> [WORK INSTRUCTION] Your answer should consist of the lines in the following data that contain "body".

RECORDS SHOWN section start

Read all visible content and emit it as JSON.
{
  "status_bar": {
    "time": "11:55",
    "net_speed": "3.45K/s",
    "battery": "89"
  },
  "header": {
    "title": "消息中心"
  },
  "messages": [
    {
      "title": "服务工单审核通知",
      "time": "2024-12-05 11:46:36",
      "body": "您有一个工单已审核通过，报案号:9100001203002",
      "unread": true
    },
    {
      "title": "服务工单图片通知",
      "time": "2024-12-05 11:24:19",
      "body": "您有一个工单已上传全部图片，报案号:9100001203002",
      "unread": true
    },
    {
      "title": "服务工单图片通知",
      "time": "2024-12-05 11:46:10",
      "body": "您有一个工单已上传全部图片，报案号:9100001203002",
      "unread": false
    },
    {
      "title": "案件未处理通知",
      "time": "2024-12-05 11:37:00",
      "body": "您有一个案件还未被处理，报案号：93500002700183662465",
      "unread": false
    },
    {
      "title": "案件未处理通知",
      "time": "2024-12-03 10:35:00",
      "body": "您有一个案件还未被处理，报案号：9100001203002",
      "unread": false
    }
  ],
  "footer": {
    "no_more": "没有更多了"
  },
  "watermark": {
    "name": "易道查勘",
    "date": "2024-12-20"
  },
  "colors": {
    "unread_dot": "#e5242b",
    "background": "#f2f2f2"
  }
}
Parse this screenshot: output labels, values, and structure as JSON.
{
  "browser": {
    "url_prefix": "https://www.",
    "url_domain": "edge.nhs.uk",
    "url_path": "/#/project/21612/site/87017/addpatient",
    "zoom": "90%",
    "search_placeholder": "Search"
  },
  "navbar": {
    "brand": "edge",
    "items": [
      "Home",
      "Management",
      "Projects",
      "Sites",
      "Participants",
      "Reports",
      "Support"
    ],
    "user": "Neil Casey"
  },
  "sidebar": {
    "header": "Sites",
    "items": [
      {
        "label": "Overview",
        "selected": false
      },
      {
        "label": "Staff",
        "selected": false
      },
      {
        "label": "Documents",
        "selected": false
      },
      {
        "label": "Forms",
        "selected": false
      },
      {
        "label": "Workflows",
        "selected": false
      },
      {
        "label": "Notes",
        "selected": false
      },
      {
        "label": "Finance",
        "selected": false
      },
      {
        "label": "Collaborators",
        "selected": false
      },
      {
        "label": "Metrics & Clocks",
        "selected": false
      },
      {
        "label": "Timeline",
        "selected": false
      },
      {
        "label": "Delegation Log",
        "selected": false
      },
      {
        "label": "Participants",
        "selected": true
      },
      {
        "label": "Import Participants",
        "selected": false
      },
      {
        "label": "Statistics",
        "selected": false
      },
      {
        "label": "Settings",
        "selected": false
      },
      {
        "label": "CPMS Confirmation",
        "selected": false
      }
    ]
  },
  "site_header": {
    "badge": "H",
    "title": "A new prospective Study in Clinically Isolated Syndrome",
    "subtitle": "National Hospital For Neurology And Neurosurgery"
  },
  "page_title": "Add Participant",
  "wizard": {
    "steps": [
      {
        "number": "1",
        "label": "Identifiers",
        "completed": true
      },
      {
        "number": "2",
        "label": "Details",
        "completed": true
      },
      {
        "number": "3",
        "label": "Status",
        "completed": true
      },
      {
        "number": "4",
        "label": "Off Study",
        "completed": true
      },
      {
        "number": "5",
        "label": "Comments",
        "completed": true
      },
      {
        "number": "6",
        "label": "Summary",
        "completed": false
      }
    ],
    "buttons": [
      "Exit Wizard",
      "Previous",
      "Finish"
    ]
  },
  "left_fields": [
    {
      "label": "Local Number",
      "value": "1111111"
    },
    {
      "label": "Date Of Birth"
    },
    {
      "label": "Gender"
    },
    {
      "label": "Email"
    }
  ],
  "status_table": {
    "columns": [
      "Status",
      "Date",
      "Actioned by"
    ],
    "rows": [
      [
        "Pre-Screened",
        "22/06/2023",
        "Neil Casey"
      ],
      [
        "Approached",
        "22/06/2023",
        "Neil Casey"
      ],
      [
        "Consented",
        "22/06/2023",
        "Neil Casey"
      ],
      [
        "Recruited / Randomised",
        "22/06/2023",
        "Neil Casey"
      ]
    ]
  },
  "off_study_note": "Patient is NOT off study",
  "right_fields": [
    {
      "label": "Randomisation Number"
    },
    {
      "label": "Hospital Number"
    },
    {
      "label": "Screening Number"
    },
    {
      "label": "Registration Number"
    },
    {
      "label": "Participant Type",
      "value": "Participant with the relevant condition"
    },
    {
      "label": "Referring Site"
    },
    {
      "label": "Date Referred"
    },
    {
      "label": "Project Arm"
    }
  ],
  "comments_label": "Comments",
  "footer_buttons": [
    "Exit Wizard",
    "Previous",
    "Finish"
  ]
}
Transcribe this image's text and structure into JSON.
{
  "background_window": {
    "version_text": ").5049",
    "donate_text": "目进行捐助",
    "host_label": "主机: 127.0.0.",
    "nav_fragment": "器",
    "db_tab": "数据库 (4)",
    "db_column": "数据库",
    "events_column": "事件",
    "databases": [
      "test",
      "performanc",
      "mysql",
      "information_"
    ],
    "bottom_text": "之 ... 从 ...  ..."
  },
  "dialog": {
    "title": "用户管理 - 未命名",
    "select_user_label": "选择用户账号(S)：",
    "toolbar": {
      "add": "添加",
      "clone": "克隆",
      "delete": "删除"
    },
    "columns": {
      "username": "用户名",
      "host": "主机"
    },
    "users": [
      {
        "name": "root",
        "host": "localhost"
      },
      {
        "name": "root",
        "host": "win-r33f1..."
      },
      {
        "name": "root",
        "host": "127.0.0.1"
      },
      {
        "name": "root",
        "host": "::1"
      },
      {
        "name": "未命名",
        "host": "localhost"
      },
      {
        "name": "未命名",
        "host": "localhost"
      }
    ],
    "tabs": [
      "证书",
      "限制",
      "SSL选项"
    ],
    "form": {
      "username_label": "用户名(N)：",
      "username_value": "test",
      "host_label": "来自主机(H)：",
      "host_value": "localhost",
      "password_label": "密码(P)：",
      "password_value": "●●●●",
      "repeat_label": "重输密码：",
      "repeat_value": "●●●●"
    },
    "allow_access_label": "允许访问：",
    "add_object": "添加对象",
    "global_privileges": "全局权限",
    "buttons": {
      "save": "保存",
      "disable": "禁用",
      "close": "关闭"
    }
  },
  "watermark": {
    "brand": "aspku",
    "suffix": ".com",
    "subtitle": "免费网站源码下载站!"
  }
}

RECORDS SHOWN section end

> [EXERCISE RESULT]
      "body": "您有一个工单已审核通过，报案号:9100001203002",
      "body": "您有一个工单已上传全部图片，报案号:9100001203002",
      "body": "您有一个工单已上传全部图片，报案号:9100001203002",
      "body": "您有一个案件还未被处理，报案号：93500002700183662465",
      "body": "您有一个案件还未被处理，报案号：9100001203002",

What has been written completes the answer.